## Instructions to follow
An exact copy of every record, with no pictures, please.

Start of Block

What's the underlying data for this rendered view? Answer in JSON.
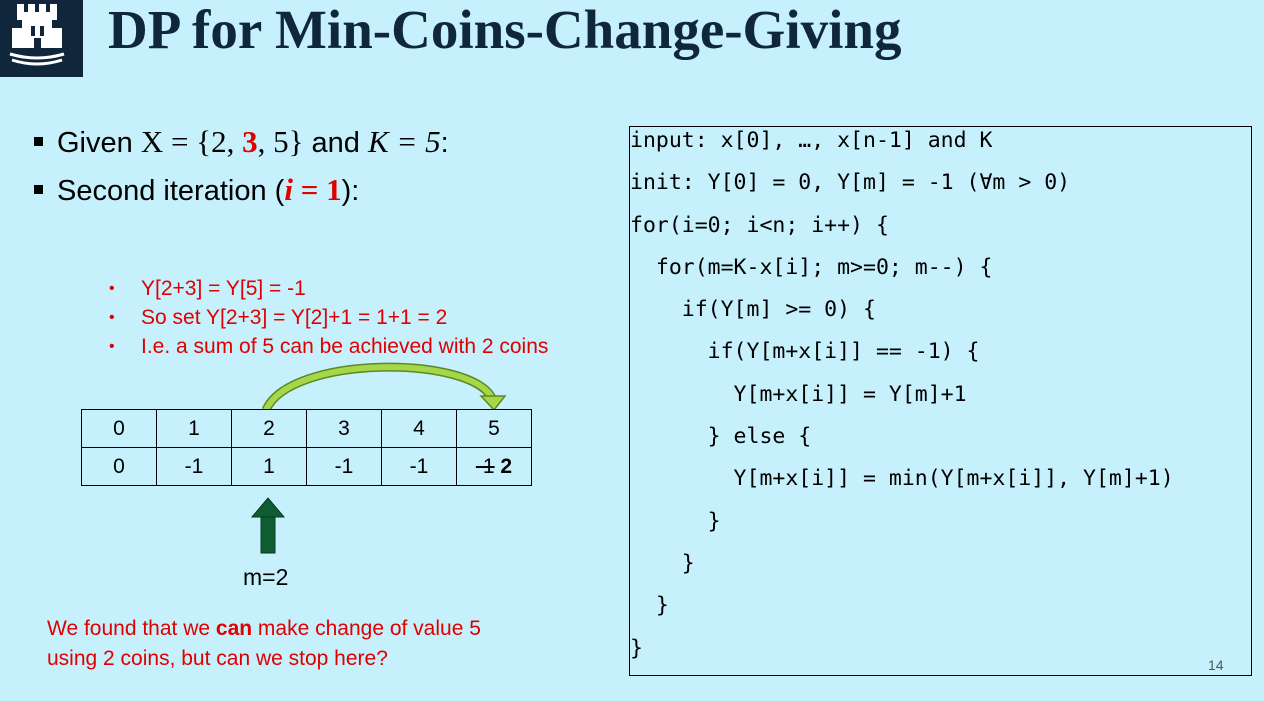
{
  "header": {
    "title": "DP for Min-Coins-Change-Giving"
  },
  "bullets": {
    "b1": {
      "lead": "Given ",
      "set_open": "X = {2, ",
      "set_red": "3",
      "set_close": ", 5}",
      "mid": " and ",
      "k": "K = 5",
      "end": ":"
    },
    "b2": {
      "lead": "Second iteration (",
      "i_var": "i",
      "i_rest": " = 1",
      "end": "):"
    }
  },
  "sub_bullets": [
    {
      "bullet": "•",
      "text": "Y[2+3] = Y[5] = -1"
    },
    {
      "bullet": "•",
      "text": "So set Y[2+3] = Y[2]+1 = 1+1 = 2"
    },
    {
      "bullet": "•",
      "text": "I.e. a sum of 5 can be achieved with 2 coins"
    }
  ],
  "array": {
    "indices": [
      "0",
      "1",
      "2",
      "3",
      "4",
      "5"
    ],
    "values": [
      "0",
      "-1",
      "1",
      "-1",
      "-1"
    ],
    "last_old": "-1",
    "last_new": "2"
  },
  "pointer_label": "m=2",
  "note": {
    "line1_pre": "We found that we ",
    "line1_bold": "can",
    "line1_post": " make change of value 5",
    "line2": "using 2 coins, but can we stop here?"
  },
  "code": [
    "input: x[0], …, x[n-1] and K",
    "init: Y[0] = 0, Y[m] = -1 (∀m > 0)",
    "for(i=0; i<n; i++) {",
    "  for(m=K-x[i]; m>=0; m--) {",
    "    if(Y[m] >= 0) {",
    "      if(Y[m+x[i]] == -1) {",
    "        Y[m+x[i]] = Y[m]+1",
    "      } else {",
    "        Y[m+x[i]] = min(Y[m+x[i]], Y[m]+1)",
    "      }",
    "    }",
    "  }",
    "}"
  ],
  "page_number": "14",
  "colors": {
    "title": "#10263b",
    "background": "#c5f0fc",
    "highlight": "#e00000",
    "pointer": "#0e5c32",
    "curve": "#8ec63f"
  }
}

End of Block

## Result for this exercise
What's the underlying data for this rendered view? Answer in JSON.
{
  "header": {
    "title": "DP for Min-Coins-Change-Giving"
  },
  "bullets": {
    "b1": {
      "lead": "Given ",
      "set_open": "X = {2, ",
      "set_red": "3",
      "set_close": ", 5}",
      "mid": " and ",
      "k": "K = 5",
      "end": ":"
    },
    "b2": {
      "lead": "Second iteration (",
      "i_var": "i",
      "i_rest": " = 1",
      "end": "):"
    }
  },
  "sub_bullets": [
    {
      "bullet": "•",
      "text": "Y[2+3] = Y[5] = -1"
    },
    {
      "bullet": "•",
      "text": "So set Y[2+3] = Y[2]+1 = 1+1 = 2"
    },
    {
      "bullet": "•",
      "text": "I.e. a sum of 5 can be achieved with 2 coins"
    }
  ],
  "array": {
    "indices": [
      "0",
      "1",
      "2",
      "3",
      "4",
      "5"
    ],
    "values": [
      "0",
      "-1",
      "1",
      "-1",
      "-1"
    ],
    "last_old": "-1",
    "last_new": "2"
  },
  "pointer_label": "m=2",
  "note": {
    "line1_pre": "We found that we ",
    "line1_bold": "can",
    "line1_post": " make change of value 5",
    "line2": "using 2 coins, but can we stop here?"
  },
  "code": [
    "input: x[0], …, x[n-1] and K",
    "init: Y[0] = 0, Y[m] = -1 (∀m > 0)",
    "for(i=0; i<n; i++) {",
    "  for(m=K-x[i]; m>=0; m--) {",
    "    if(Y[m] >= 0) {",
    "      if(Y[m+x[i]] == -1) {",
    "        Y[m+x[i]] = Y[m]+1",
    "      } else {",
    "        Y[m+x[i]] = min(Y[m+x[i]], Y[m]+1)",
    "      }",
    "    }",
    "  }",
    "}"
  ],
  "page_number": "14",
  "colors": {
    "title": "#10263b",
    "background": "#c5f0fc",
    "highlight": "#e00000",
    "pointer": "#0e5c32",
    "curve": "#8ec63f"
  }
}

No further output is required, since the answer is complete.